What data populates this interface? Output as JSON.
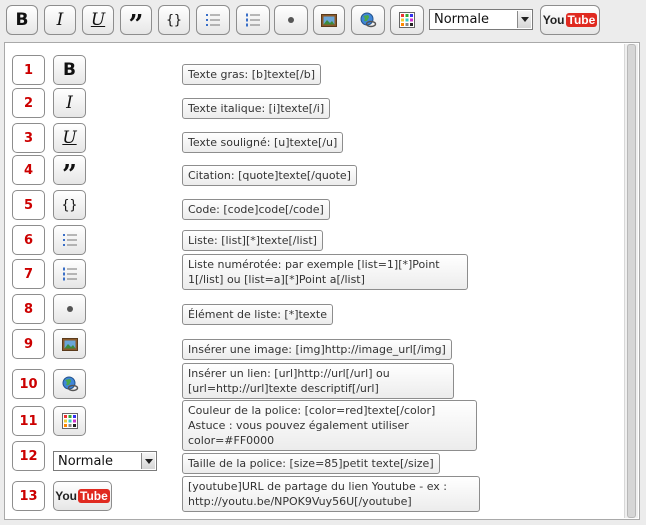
{
  "toolbar": {
    "bold_glyph": "B",
    "italic_glyph": "I",
    "underline_glyph": "U",
    "quote_glyph": "”",
    "code_glyph": "{}",
    "font_size_select": {
      "selected": "Normale"
    },
    "youtube": {
      "you": "You",
      "tube": "Tube"
    }
  },
  "help_rows": [
    {
      "number": "1",
      "tool": "bold",
      "description": "Texte gras: [b]texte[/b]"
    },
    {
      "number": "2",
      "tool": "italic",
      "description": "Texte italique: [i]texte[/i]"
    },
    {
      "number": "3",
      "tool": "underline",
      "description": "Texte souligné: [u]texte[/u]"
    },
    {
      "number": "4",
      "tool": "quote",
      "description": "Citation: [quote]texte[/quote]"
    },
    {
      "number": "5",
      "tool": "code",
      "description": "Code: [code]code[/code]"
    },
    {
      "number": "6",
      "tool": "list",
      "description": "Liste: [list][*]texte[/list]"
    },
    {
      "number": "7",
      "tool": "numbered-list",
      "description": "Liste numérotée: par exemple [list=1][*]Point 1[/list] ou [list=a][*]Point a[/list]"
    },
    {
      "number": "8",
      "tool": "list-item",
      "description": "Élément de liste: [*]texte"
    },
    {
      "number": "9",
      "tool": "image",
      "description": "Insérer une image: [img]http://image_url[/img]"
    },
    {
      "number": "10",
      "tool": "link",
      "description": "Insérer un lien: [url]http://url[/url] ou [url=http://url]texte descriptif[/url]"
    },
    {
      "number": "11",
      "tool": "color",
      "description": "Couleur de la police: [color=red]texte[/color] Astuce : vous pouvez également utiliser color=#FF0000"
    },
    {
      "number": "12",
      "tool": "font-size",
      "description": "Taille de la police: [size=85]petit texte[/size]"
    },
    {
      "number": "13",
      "tool": "youtube",
      "description": "[youtube]URL de partage du lien Youtube - ex : http://youtu.be/NPOK9Vuy56U[/youtube]"
    }
  ],
  "colors": {
    "row_number": "#cc0000",
    "youtube_red": "#e02a20",
    "panel_background": "#ffffff",
    "page_background": "#ececec"
  }
}
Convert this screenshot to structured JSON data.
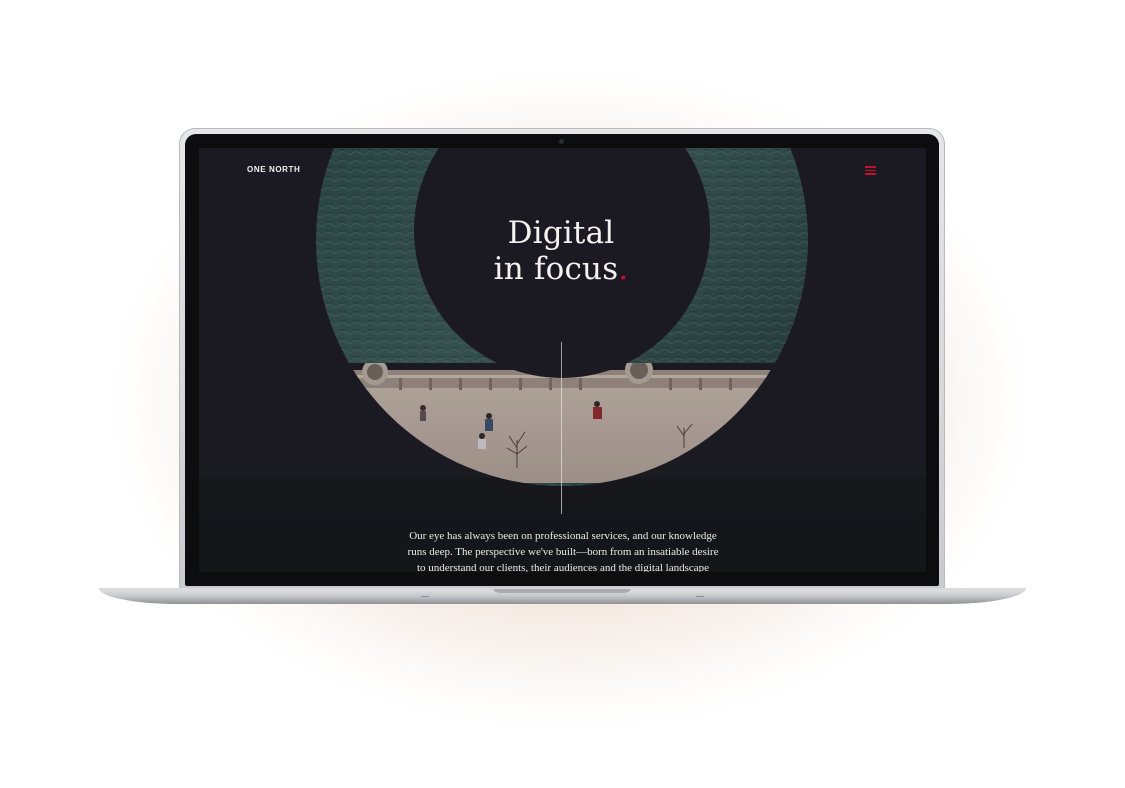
{
  "header": {
    "logo_text": "ONE NORTH",
    "menu_icon": "hamburger-menu-icon"
  },
  "hero": {
    "headline_line1": "Digital",
    "headline_line2": "in focus",
    "headline_dot": "."
  },
  "intro": {
    "line1": "Our eye has always been on professional services, and our knowledge",
    "line2": "runs deep. The perspective we've built—born from an insatiable desire",
    "line3": "to understand our clients, their audiences and the digital landscape"
  },
  "colors": {
    "accent": "#c8102e",
    "background": "#1b1a22",
    "water": "#2f4a4a"
  }
}
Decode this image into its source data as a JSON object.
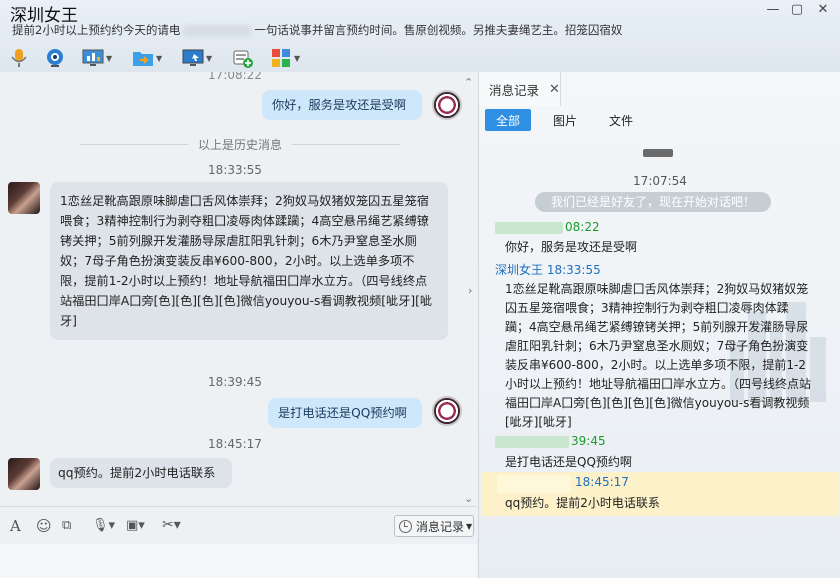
{
  "window": {
    "title": "深圳女王",
    "subtitle_start": "提前2小时以上预约约今天的请电",
    "subtitle_end": "一句话说事并留言预约时间。售原创视频。另推夫妻绳艺主。招笼囚宿奴",
    "controls": [
      "—",
      "▢",
      "✕"
    ]
  },
  "toolbar": {
    "icons": [
      "microphone-icon",
      "video-camera-icon",
      "screen-share-icon",
      "file-transfer-icon",
      "remote-desktop-icon",
      "add-app-icon",
      "apps-grid-icon"
    ]
  },
  "chat": {
    "top_time_partial": "17:08:22",
    "history_divider": "以上是历史消息",
    "messages": [
      {
        "dir": "out",
        "text": "你好，服务是攻还是受啊"
      },
      {
        "dir": "time",
        "text": "18:33:55"
      },
      {
        "dir": "in",
        "text": "1恋丝足靴高跟原味脚虐囗舌风体崇拜；2狗奴马奴猪奴笼囚五星笼宿喂食；3精神控制行为剥夺粗囗凌辱肉体蹂躏；4高空悬吊绳艺紧缚镣铐关押；5前列腺开发灌肠导尿虐肛阳乳针刺；6木乃尹窒息圣水厕奴；7母子角色扮演变装反串¥600-800，2小时。以上选单多项不限，提前1-2小时以上预约！地址导航福田囗岸水立方。（四号线终点站福田囗岸A囗旁[色][色][色][色]微信youyou-s看调教视频[呲牙][呲牙]"
      },
      {
        "dir": "time",
        "text": "18:39:45"
      },
      {
        "dir": "out",
        "text": "是打电话还是QQ预约啊"
      },
      {
        "dir": "time",
        "text": "18:45:17"
      },
      {
        "dir": "in",
        "text": "qq预约。提前2小时电话联系"
      }
    ]
  },
  "input_toolbar": {
    "icons": [
      "font-icon",
      "emoji-icon",
      "screenshot-icon",
      "voice-icon",
      "image-icon",
      "scissors-icon"
    ],
    "history_button": "消息记录"
  },
  "panel": {
    "tab_label": "消息记录",
    "tab_close": "✕",
    "filters": [
      "全部",
      "图片",
      "文件"
    ],
    "date_time": "17:07:54",
    "friend_notice": "我们已经是好友了，现在开始对话吧！",
    "entries": [
      {
        "sender": "",
        "time": "08:22",
        "type": "me",
        "text": "你好，服务是攻还是受啊"
      },
      {
        "sender": "深圳女王",
        "time": "18:33:55",
        "type": "them",
        "text": "1恋丝足靴高跟原味脚虐囗舌风体崇拜；2狗奴马奴猪奴笼囚五星笼宿喂食；3精神控制行为剥夺粗囗凌辱肉体蹂躏；4高空悬吊绳艺紧缚镣铐关押；5前列腺开发灌肠导尿虐肛阳乳针刺；6木乃尹窒息圣水厕奴；7母子角色扮演变装反串¥600-800，2小时。以上选单多项不限，提前1-2小时以上预约！地址导航福田囗岸水立方。（四号线终点站福田囗岸A囗旁[色][色][色][色]微信youyou-s看调教视频[呲牙][呲牙]"
      },
      {
        "sender": "",
        "time": "39:45",
        "type": "me",
        "text": "是打电话还是QQ预约啊"
      },
      {
        "sender": "",
        "time": "18:45:17",
        "type": "them",
        "text": "qq预约。提前2小时电话联系"
      }
    ]
  }
}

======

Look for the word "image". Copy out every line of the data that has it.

● Solution to the problem
      "tool": "image",
      "description": "Insérer une image: [img]http://image_url[/img]"
Decode this image into its source data as a JSON object.
      "image-icon",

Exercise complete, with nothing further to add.